Brandy Stevens-Rosine Murder Trial: Did Couple Bury Woman Alive?

MEADVILLE, Pa. -- A state judge has declared one of two women mentally fit to stand trial in the brutal murder of Brandy Stevens-Rosine, an Ohio college student who was beaten and buried alive in a shallow grave.

An attorney representing 20-year-old Ashley Marie Barber had attempted to argue she is not mentally competent to face the charges against her.

Barber and Nichole "Jade" Olmstead, 19, are charged with one count each of criminal homicide, conspiracy to commit criminal homicide, and tampering with physical evidence in the 2012 slaying of Stevens-Rosine.

The two female defendants were lovers. Stevens-Rosine had once dated Olmstead.

At a competency hearing held earlier this month, Dr. Christine Martone, a psychiatrist for the defense, testified she recently met with Barber, on two separate occasions, for a total of three and 1/2 hours.

Martone said she believes Barber suffers from depression, a sleep disorder and a borderline personality disorder. She also said it is her belief that Barber has a "passive death wish."

"She's not able to cooperate with her attorney. She needs more intensive treatment to restore competency," Martone testified, according to The Meadville Tribune.

However, during cross-examination by Crawford County District Attorney Francis Schultz, Martone acknowledged Barber is capable of understanding questions and is able to provide "logical" answers.

Judge Mark Stevens ultimately sided with the prosecution.

"Competency is whether a defendant is able to be an active participant in her defense case. She understands. I don't see competency is lacking.
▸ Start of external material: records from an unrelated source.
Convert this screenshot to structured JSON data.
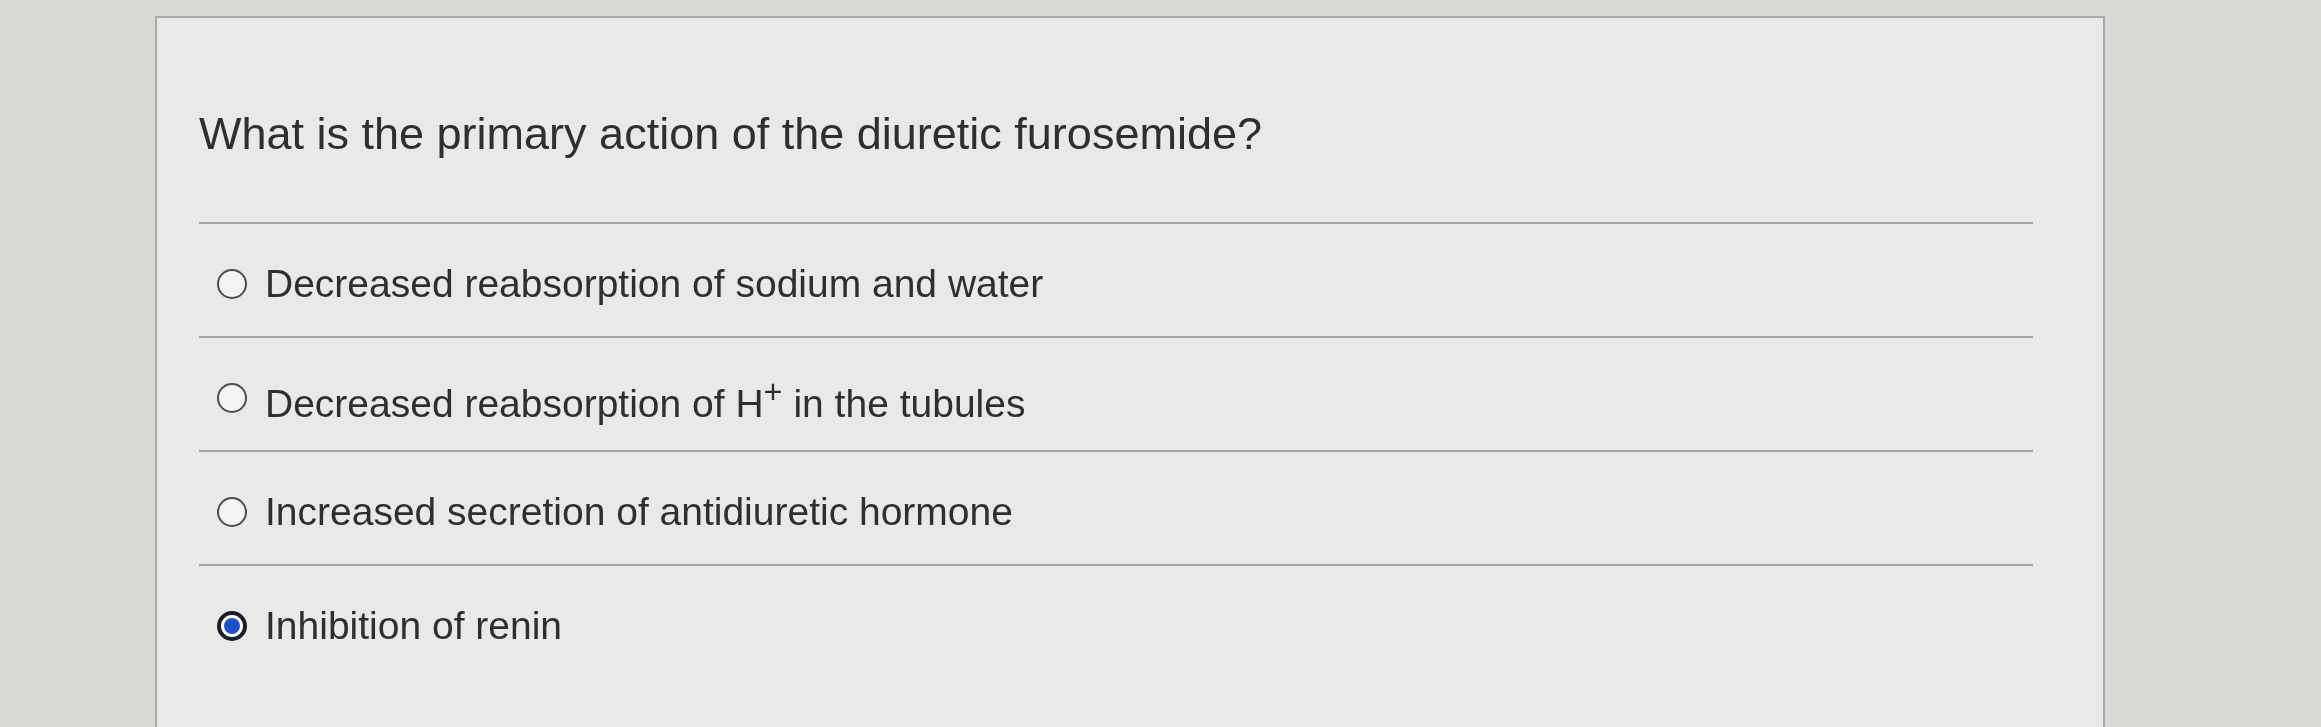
{
  "question": {
    "text": "What is the primary action of the diuretic furosemide?"
  },
  "options": [
    {
      "label": "Decreased reabsorption of sodium and water",
      "selected": false
    },
    {
      "label": "Decreased reabsorption of H$^{+}$ in the tubules",
      "selected": false
    },
    {
      "label": "Increased secretion of antidiuretic hormone",
      "selected": false
    },
    {
      "label": "Inhibition of renin",
      "selected": true
    }
  ]
}
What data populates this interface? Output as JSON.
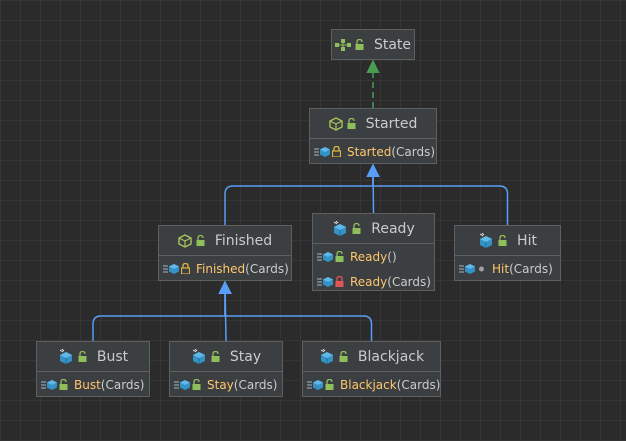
{
  "colors": {
    "background": "#2b2b2b",
    "node_fill": "#3c3f41",
    "node_border": "#5e6060",
    "text": "#c9cbcc",
    "method_name": "#ffc66d",
    "inherit_edge": "#589df6",
    "implements_edge": "#499c54"
  },
  "nodes": [
    {
      "id": "state",
      "name": "State",
      "kind": "interface",
      "icon": "interface-icon",
      "visibility_icon": "public-unlock-icon",
      "members": []
    },
    {
      "id": "started",
      "name": "Started",
      "kind": "abstract-class",
      "icon": "abstract-class-icon",
      "visibility_icon": "public-unlock-icon",
      "members": [
        {
          "name": "Started",
          "params": "(Cards)",
          "icon": "constructor-icon",
          "visibility_icon": "protected-lock-icon"
        }
      ]
    },
    {
      "id": "finished",
      "name": "Finished",
      "kind": "abstract-class",
      "icon": "abstract-class-icon",
      "visibility_icon": "public-unlock-icon",
      "members": [
        {
          "name": "Finished",
          "params": "(Cards)",
          "icon": "constructor-icon",
          "visibility_icon": "protected-lock-icon"
        }
      ]
    },
    {
      "id": "ready",
      "name": "Ready",
      "kind": "class",
      "icon": "class-icon",
      "visibility_icon": "public-unlock-icon",
      "members": [
        {
          "name": "Ready",
          "params": "()",
          "icon": "constructor-icon",
          "visibility_icon": "public-unlock-icon"
        },
        {
          "name": "Ready",
          "params": "(Cards)",
          "icon": "constructor-icon",
          "visibility_icon": "private-lock-icon"
        }
      ]
    },
    {
      "id": "hit",
      "name": "Hit",
      "kind": "class",
      "icon": "class-icon",
      "visibility_icon": "public-unlock-icon",
      "members": [
        {
          "name": "Hit",
          "params": "(Cards)",
          "icon": "constructor-icon",
          "visibility_icon": "package-dot-icon"
        }
      ]
    },
    {
      "id": "bust",
      "name": "Bust",
      "kind": "class",
      "icon": "class-icon",
      "visibility_icon": "public-unlock-icon",
      "members": [
        {
          "name": "Bust",
          "params": "(Cards)",
          "icon": "constructor-icon",
          "visibility_icon": "public-unlock-icon"
        }
      ]
    },
    {
      "id": "stay",
      "name": "Stay",
      "kind": "class",
      "icon": "class-icon",
      "visibility_icon": "public-unlock-icon",
      "members": [
        {
          "name": "Stay",
          "params": "(Cards)",
          "icon": "constructor-icon",
          "visibility_icon": "public-unlock-icon"
        }
      ]
    },
    {
      "id": "blackjack",
      "name": "Blackjack",
      "kind": "class",
      "icon": "class-icon",
      "visibility_icon": "public-unlock-icon",
      "members": [
        {
          "name": "Blackjack",
          "params": "(Cards)",
          "icon": "constructor-icon",
          "visibility_icon": "public-unlock-icon"
        }
      ]
    }
  ],
  "edges": [
    {
      "from": "started",
      "to": "state",
      "type": "implements"
    },
    {
      "from": "finished",
      "to": "started",
      "type": "extends"
    },
    {
      "from": "ready",
      "to": "started",
      "type": "extends"
    },
    {
      "from": "hit",
      "to": "started",
      "type": "extends"
    },
    {
      "from": "bust",
      "to": "finished",
      "type": "extends"
    },
    {
      "from": "stay",
      "to": "finished",
      "type": "extends"
    },
    {
      "from": "blackjack",
      "to": "finished",
      "type": "extends"
    }
  ]
}
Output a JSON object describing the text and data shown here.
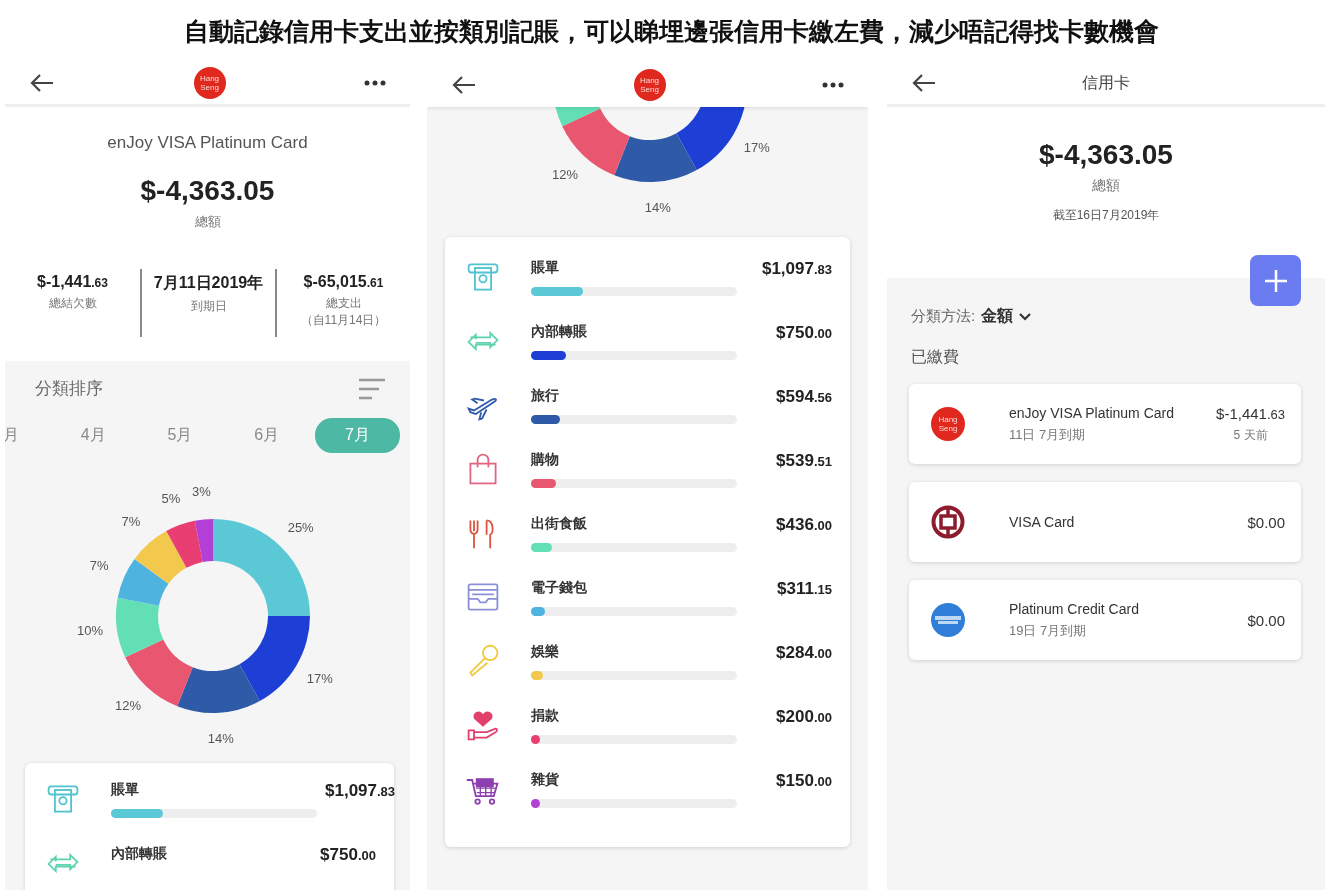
{
  "headline": "自動記錄信用卡支出並按類別記賬，可以睇埋邊張信用卡繳左費，減少唔記得找卡數機會",
  "card_detail": {
    "logo_text": "Hang Seng",
    "card_name": "enJoy VISA Platinum Card",
    "total": "$-4,363.05",
    "total_label": "總額",
    "summary": [
      {
        "amount": "$-1,441",
        "decimals": ".63",
        "label": "總結欠數"
      },
      {
        "amount": "7月11日2019年",
        "label": "到期日"
      },
      {
        "amount": "$-65,015",
        "decimals": ".61",
        "label": "總支出",
        "note": "（自11月14日）"
      }
    ],
    "sort_title": "分類排序",
    "months": [
      {
        "label": "月",
        "selected": false
      },
      {
        "label": "4月",
        "selected": false
      },
      {
        "label": "5月",
        "selected": false
      },
      {
        "label": "6月",
        "selected": false
      },
      {
        "label": "7月",
        "selected": true
      }
    ],
    "chart_data": {
      "type": "donut",
      "values": [
        25,
        17,
        14,
        12,
        10,
        7,
        7,
        5,
        3
      ],
      "colors": [
        "#5bc8d6",
        "#1e3fd6",
        "#2f5aa8",
        "#e8566f",
        "#62dfb5",
        "#4fb3df",
        "#f2c94c",
        "#e83e72",
        "#b23fd6"
      ],
      "value_labels": [
        "25%",
        "17%",
        "14%",
        "12%",
        "10%",
        "7%",
        "7%",
        "5%",
        "3%"
      ]
    },
    "categories": [
      {
        "name": "賬單",
        "amount": "$1,097",
        "decimals": ".83",
        "level": 0.25,
        "color": "#5bc8d6"
      },
      {
        "name": "內部轉賬",
        "amount": "$750",
        "decimals": ".00"
      }
    ]
  },
  "category_breakdown": {
    "logo_text": "Hang Seng",
    "chart_data": {
      "type": "donut",
      "values": [
        17,
        14,
        12,
        10
      ],
      "colors": [
        "#1e3fd6",
        "#2f5aa8",
        "#e8566f",
        "#62dfb5"
      ],
      "value_labels": [
        "17%",
        "14%",
        "12%",
        null
      ]
    },
    "categories": [
      {
        "name": "賬單",
        "amount": "$1,097",
        "decimals": ".83",
        "level": 0.25,
        "color": "#5bc8d6"
      },
      {
        "name": "內部轉賬",
        "amount": "$750",
        "decimals": ".00",
        "level": 0.17,
        "color": "#1e3fd6"
      },
      {
        "name": "旅行",
        "amount": "$594",
        "decimals": ".56",
        "level": 0.14,
        "color": "#2f5aa8"
      },
      {
        "name": "購物",
        "amount": "$539",
        "decimals": ".51",
        "level": 0.12,
        "color": "#e8566f"
      },
      {
        "name": "出街食飯",
        "amount": "$436",
        "decimals": ".00",
        "level": 0.1,
        "color": "#62dfb5"
      },
      {
        "name": "電子錢包",
        "amount": "$311",
        "decimals": ".15",
        "level": 0.07,
        "color": "#4fb3df"
      },
      {
        "name": "娛樂",
        "amount": "$284",
        "decimals": ".00",
        "level": 0.06,
        "color": "#f2c94c"
      },
      {
        "name": "捐款",
        "amount": "$200",
        "decimals": ".00",
        "level": 0.04,
        "color": "#e83e72"
      },
      {
        "name": "雜貨",
        "amount": "$150",
        "decimals": ".00",
        "level": 0.03,
        "color": "#b23fd6"
      }
    ]
  },
  "card_list": {
    "title": "信用卡",
    "total": "$-4,363.05",
    "total_label": "總額",
    "as_of": "截至16日7月2019年",
    "sort_label": "分類方法:",
    "sort_value": "金額",
    "section": "已繳費",
    "cards": [
      {
        "kind": "lettered",
        "logo_text": "Hang Seng",
        "name": "enJoy VISA Platinum Card",
        "due": "11日 7月到期",
        "amount": "$-1,441",
        "decimals": ".63",
        "ago": "5 天前"
      },
      {
        "kind": "ring",
        "name": "VISA Card",
        "amount": "$0.00"
      },
      {
        "kind": "band",
        "name": "Platinum Credit Card",
        "due": "19日 7月到期",
        "amount": "$0.00"
      }
    ]
  }
}
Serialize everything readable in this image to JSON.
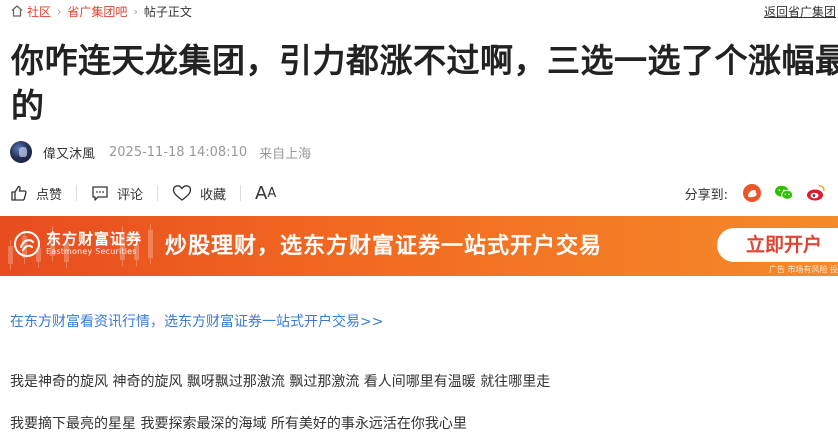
{
  "breadcrumb": {
    "items": [
      "社区",
      "省广集团吧",
      "帖子正文"
    ],
    "separator": "›"
  },
  "back_link": "返回省广集团",
  "post": {
    "title_line1": "你咋连天龙集团，引力都涨不过啊，三选一选了个涨幅最小",
    "title_line2": "的",
    "author": "偉又沐風",
    "timestamp": "2025-11-18 14:08:10",
    "location": "来自上海"
  },
  "actions": {
    "like": "点赞",
    "comment": "评论",
    "favorite": "收藏",
    "font_big": "A",
    "font_small": "A"
  },
  "share": {
    "label": "分享到:",
    "icons": [
      "weibo-circle-icon",
      "wechat-icon",
      "weibo-icon"
    ]
  },
  "banner": {
    "brand_cn": "东方财富证券",
    "brand_en": "Eastmoney Securities",
    "slogan": "炒股理财，选东方财富证券一站式开户交易",
    "cta": "立即开户",
    "note": "广告 市场有风险 投",
    "colors": {
      "start": "#e84c1f",
      "end": "#f58a2a"
    }
  },
  "content": {
    "promo_link": "在东方财富看资讯行情，选东方财富证券一站式开户交易>>",
    "paragraphs": [
      "我是神奇的旋风 神奇的旋风 飘呀飘过那激流 飘过那激流 看人间哪里有温暖 就往哪里走",
      "我要摘下最亮的星星 我要探索最深的海域 所有美好的事永远活在你我心里"
    ]
  },
  "colors": {
    "accent": "#e0432f",
    "link": "#3a7bd5",
    "text": "#333333",
    "muted": "#999999"
  }
}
There's no reason this case isn't able to move forward," Stevens said.

According to Pennsylvania state police, Barber and Olmstead have both admitted to their role in killing Stevens-Rosine.

Graphic and shocking details of Stevens-Rosine's homicide first became public at a July 2012 preliminary hearing.

The 20-year-old sociology student at Youngstown State University was, according to state police, lured by Barber and Olmstead to their residence in Crawford County, Pa., on May 17, 2012.

Two days later, Stevens-Rosine's family reported her missing. On May 23, 2012, authorities found Stevens-Rosine's partially decomposed remains in a shallow grave a few hundred yards from the residence where Barber and Olmstead were staying.

Crawford County Coroner Scott Schell performed the autopsy and found Stevens-Rosine had multiple injuries, from multiple objects, to a large percentage of her body.

State Trooper Eric Mallory testified at the preliminary hearing that Olmstead and Barber had invited Stevens-Rosine to their home, lured her into the woods, and savagely attacked her.

Mallory said the two women admitted punching and kicking Stevens-Rosine. After the beating, Barber put a rope around the girl's neck and strangled her while Olmstead hit Stevens-Rosine in the head with a shovel, Mallory said.

According to the trooper, Olmstead said she hit Stevens-Rosine four or five times in the head and could see Stevens-Rosine's brain protruding from the gaping wounds. Mallory said Barber hurt herself head-butting Stevens-Rosine, then repeatedly pounded the victim's head against a stump.

The two girls rolled her into a shallow grave they had dug prior to the assault, Mallory said. When the women found Stevens-Rosine still breathing, they smashed her face with a large rock and poured water into her nose and mouth to drown her, the trooper said.

According to the autopsy report, Stevens-Rosine suffered blunt force trauma, a skull fracture and 15 lacerations to the scalp. Her death, according to Erie County forensic pathologist Eric Vey, was caused by suffocation from dirt in her airway. In court, Schultz said Stevens-Rosine had been buried alive.

Barber and Olmstead have been jailed without bond since their arrests.

PHOTOS FROM THE CASE: (Story Continues Below)

Photos From Brandy Stevens-Rosine Case

The trial was originally slated to begin in September, but the date was pushed back as a result of a competency hearing to determine whether one of the two defendants was mentally competent to stand trial.

The trial is now scheduled to begin sometime in November.

"Our trial term for November starts the 11th and runs through the 22nd. There's no actual date, the trial can happen anytime in those two weeks," a spokeswoman for Schultz told The Huffington Post.

Meanwhile, another pretrial hearing is scheduled for Aug. 29. At that hearing Stevens will determine whether Barber and Olmstead's alleged statements to police can be used against them at their trial.

If the women are convicted they both face a mandatory sentence of life imprisonment without parole.

Schultz announced last year that he would not seek the death penalty for Barber and Olmstead. He described Stevens-Rosine's murder as "brutal," but said the allegations alone are "not sufficient to warrant the seeking of the death penalty under Pennsylvania law."

The defense hasn't commented on the case and Stevens-Rosine's mother, Carrie Rosine, has not shared her opinion. She previously told HuffPost she has been advised not to talk to the press.